Course Description: To explore the life of Antonin Dvorak and to hear his music are adventures in travel and treats in good listening! From the peasant music-making of his rural Bohemia, this warm and unpretentious family man took his art to the grand receptions of Victorian England and the dynamic halls of New York City. On this sojourn to America, the composer and his family found their way to a Czech-speaking town in Iowa, visited shows of the Wild West, and listened to slave songs from the Southern plantation. Out of these experiences emerged a masterpiece that captured the vibrancy and power of America, Dvorak's From the New World, beloved by popular audiences and hailed by critics. As we listen to the composer's glorious music each Thursday morning, there is ever more to discover in Dvorak's catalog: the B-minor Cello Concerto, the Slavonic Dances, and a collection of sublime chamber music, including the string quartet, known simply as The American Quartet.

Celebrating Nature: Birding

Instructor: Bill Gette

2 Sessions: January 17 and 24

Thursdays from 1:30-3:00

Bill Gette Biosketch: Bill Gette Since retiring from the Massachusetts Audubon Society (Mass Audubon) in February 2016, I have led natural history travel programs for the Society (e.g., Galápagos Islands, Big Bend National Park, New Mexico, Alaska); conducted numerous workshops (e.g., Introduction to Ornithology, Bird Banding, Sparrows), and been an instructor for the Birder’s Certificate Program at the Joppa Flats Education Center in Newburyport.

In addition to my volunteer work at Mass Audubon, I conduct “Celebrating Nature – Talks by Bill Gette” programs for libraries, retirement communities, and civic organizations. These PowerPoint presentations range from one-hour travel programs to my six-module Introduction to Ornithology Workshop. All these programs are designed to educate the public about birds and instill a conservation ethic.

Course Description: Using color photographs, Bill will review the species of birds typically seen during winter at local feeding stations and in backyard sanctuaries. He will discuss aids to field identification, ranges, food preferences, and other facts about surviving and prospering in severe New England winters. He will also discuss things you can do to create backyard sanctuaries and attract a variety of species.


  • Session I: Introduction to Birdwatching (1/17, 1:30-3:00).

    During his PowerPoint presentation, Bill will describe why birding is so popular, review basic information every birder should know to get started, outline a method for working through the identification process most effectively, explain why a sense of place and time is so important, and outline the, any aids to bird identification, both physical and behavioral.
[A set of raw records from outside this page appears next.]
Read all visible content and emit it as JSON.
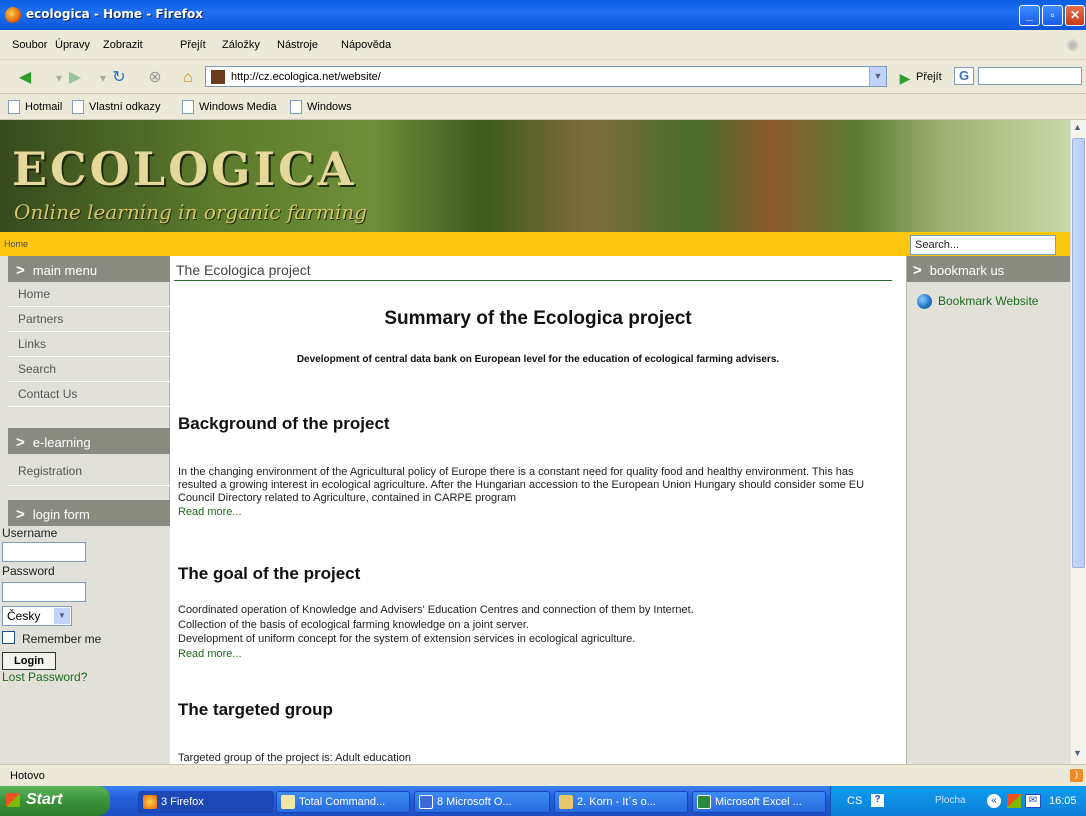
{
  "window": {
    "title": "ecologica - Home - Firefox"
  },
  "menu": [
    "Soubor",
    "Úpravy",
    "Zobrazit",
    "Přejít",
    "Záložky",
    "Nástroje",
    "Nápověda"
  ],
  "nav": {
    "url": "http://cz.ecologica.net/website/",
    "go_label": "Přejít",
    "search_letter": "G"
  },
  "bookmarks": [
    "Hotmail",
    "Vlastní odkazy",
    "Windows Media",
    "Windows"
  ],
  "banner": {
    "logo": "ECOLOGICA",
    "tagline": "Online learning in organic farming"
  },
  "breadcrumb": "Home",
  "search": {
    "placeholder": "Search..."
  },
  "left": {
    "main_menu_title": "main menu",
    "main_menu": [
      "Home",
      "Partners",
      "Links",
      "Search",
      "Contact Us"
    ],
    "elearning_title": "e-learning",
    "elearning": [
      "Registration"
    ],
    "login_title": "login form",
    "username_label": "Username",
    "password_label": "Password",
    "language": "Česky",
    "remember": "Remember me",
    "login_button": "Login",
    "lost_password": "Lost Password?"
  },
  "main": {
    "section_title": "The Ecologica project",
    "summary_title": "Summary of the Ecologica project",
    "summary_subtitle": "Development of central data bank on European level for the education of ecological farming advisers.",
    "bg_heading": "Background of the project",
    "bg_text": "In the changing environment of the Agricultural policy of Europe there is a constant need for quality food and healthy environment. This has resulted a growing interest in ecological agriculture. After the Hungarian accession to the European Union Hungary should consider some EU Council Directory related to Agriculture, contained in CARPE program",
    "read_more": "Read more...",
    "goal_heading": "The goal of the project",
    "goal_lines": [
      "Coordinated operation of Knowledge and Advisers' Education Centres and connection of them by Internet.",
      "Collection of the basis of ecological farming knowledge on a joint server.",
      "Development of uniform concept for the system of extension services in ecological agriculture."
    ],
    "target_heading": "The targeted group",
    "target_text": "Targeted group of the project is: Adult education"
  },
  "right": {
    "title": "bookmark us",
    "link": "Bookmark Website"
  },
  "status": "Hotovo",
  "taskbar": {
    "start": "Start",
    "items": [
      "3 Firefox",
      "Total Command...",
      "8 Microsoft O...",
      "2. Korn - It´s o...",
      "Microsoft Excel ..."
    ],
    "lang": "CS",
    "plocha": "Plocha",
    "time": "16:05"
  },
  "colors": {
    "accent_yellow": "#fec70f",
    "sidebar_header": "#898a80",
    "link_green": "#1e6b1e"
  }
}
This presentation is appropriate for anyone interested in experiencing the beauty and diversity of wildlife in our area. This is an interacting presentation where participants are encouraged to share their observations and work through the identification process. Participants are encouraged to bring a field guide.

  • Session II: Feeding Backyard Birds (1/24, 1:30-3:00)
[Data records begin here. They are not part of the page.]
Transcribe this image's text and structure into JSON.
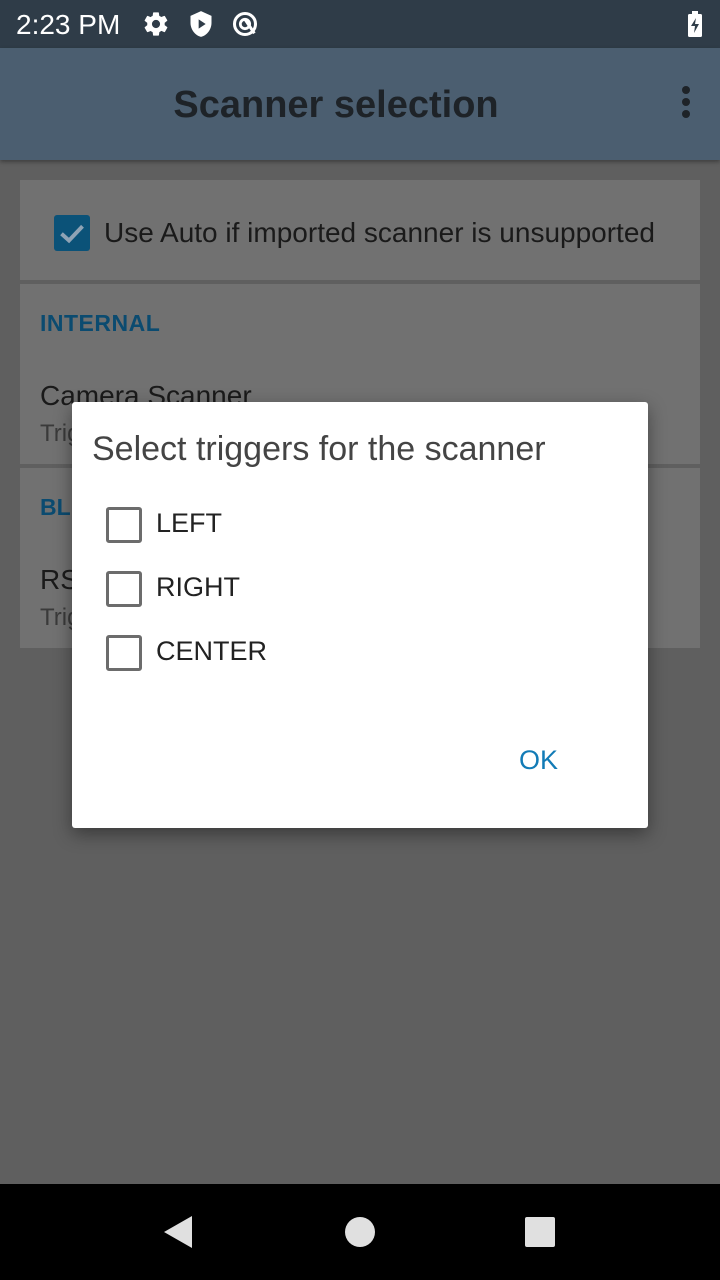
{
  "status_bar": {
    "time": "2:23 PM",
    "icons": [
      "settings-icon",
      "shield-icon",
      "sync-icon",
      "battery-charging-icon"
    ]
  },
  "app_bar": {
    "title": "Scanner selection",
    "menu_icon": "more-vert-icon"
  },
  "settings": {
    "auto_option": {
      "label": "Use Auto if imported scanner is unsupported",
      "checked": true
    },
    "internal": {
      "header": "INTERNAL",
      "item_title": "Camera Scanner",
      "item_subtitle": "Trig"
    },
    "bluetooth": {
      "header": "BLU",
      "item_title": "RS",
      "item_subtitle": "Trig"
    }
  },
  "dialog": {
    "title": "Select triggers for the scanner",
    "options": [
      {
        "label": "LEFT",
        "checked": false
      },
      {
        "label": "RIGHT",
        "checked": false
      },
      {
        "label": "CENTER",
        "checked": false
      }
    ],
    "ok_label": "OK"
  },
  "nav_bar": {
    "icons": [
      "back-icon",
      "home-icon",
      "recents-icon"
    ]
  },
  "colors": {
    "accent": "#127bb6",
    "checkbox_checked": "#0b5278",
    "status_bar": "#2f3c48",
    "app_bar": "#4b5e70"
  }
}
    Using color photographs, Bill will review the species of birds typically seen during winter at local feeding stations and in backyard sanctuaries. He will discuss aids to field identification, ranges, food preferences, and other facts about surviving and prospering in severe New England winters. He will also discuss things you can do to create backyard sanctuaries and attract a variety of species.

Registration and Fees: Winter 2019

Registration for our winter semester for OWLL begins on December 12th for Lexington residents.
Non-resident registration begins December 19th.

A separate check for each course should be made payable to: Town of Lexington. Resident fee $25/course and non-resident $50/course. Financial aid is available for Lexington residents.
Credit card registration: www.lexingtonma.gov/recreationdepartment.cfm
You may send/deliver a separate check for each course to: Lexington Community Center, 39 Marrett Rd, Lexington, MA 02421

For further information, email owll.fcoa@gmail.com or call the Community Center at 781-698-4870.